# [Requirement]
Copies of all lines containing the string "duration" are needed from the data below.

# [Data for this task]
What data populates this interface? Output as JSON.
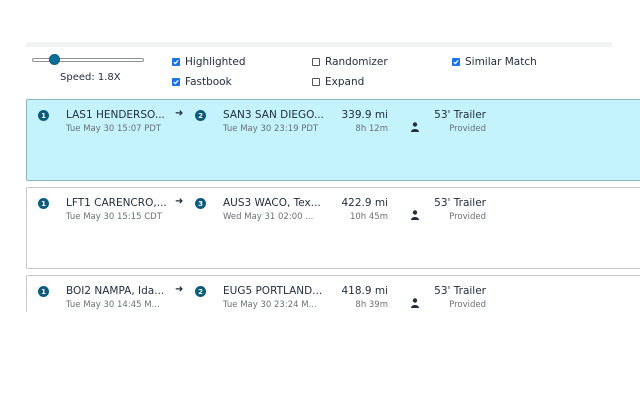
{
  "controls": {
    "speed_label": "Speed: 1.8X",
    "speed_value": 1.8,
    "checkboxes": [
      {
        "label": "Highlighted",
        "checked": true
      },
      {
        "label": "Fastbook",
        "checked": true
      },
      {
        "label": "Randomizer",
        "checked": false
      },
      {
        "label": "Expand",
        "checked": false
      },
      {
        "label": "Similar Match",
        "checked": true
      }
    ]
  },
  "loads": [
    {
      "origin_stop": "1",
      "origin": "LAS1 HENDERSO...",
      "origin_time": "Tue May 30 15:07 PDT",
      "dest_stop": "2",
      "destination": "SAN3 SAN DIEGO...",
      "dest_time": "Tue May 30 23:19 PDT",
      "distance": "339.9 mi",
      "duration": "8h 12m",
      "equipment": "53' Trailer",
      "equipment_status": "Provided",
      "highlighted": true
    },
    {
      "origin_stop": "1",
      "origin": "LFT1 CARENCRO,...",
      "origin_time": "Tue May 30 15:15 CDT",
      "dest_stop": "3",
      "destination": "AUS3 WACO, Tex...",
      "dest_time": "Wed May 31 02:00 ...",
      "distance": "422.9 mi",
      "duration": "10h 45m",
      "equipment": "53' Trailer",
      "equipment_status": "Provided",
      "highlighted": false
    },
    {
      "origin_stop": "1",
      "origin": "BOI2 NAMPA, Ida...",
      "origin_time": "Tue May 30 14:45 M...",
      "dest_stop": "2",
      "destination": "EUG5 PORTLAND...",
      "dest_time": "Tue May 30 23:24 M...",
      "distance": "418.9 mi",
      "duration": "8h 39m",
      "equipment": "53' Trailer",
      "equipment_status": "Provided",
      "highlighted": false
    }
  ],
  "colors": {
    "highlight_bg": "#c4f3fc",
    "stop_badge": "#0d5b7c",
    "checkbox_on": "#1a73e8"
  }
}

# [Response]
      "duration": "8h 12m",
      "duration": "10h 45m",
      "duration": "8h 39m",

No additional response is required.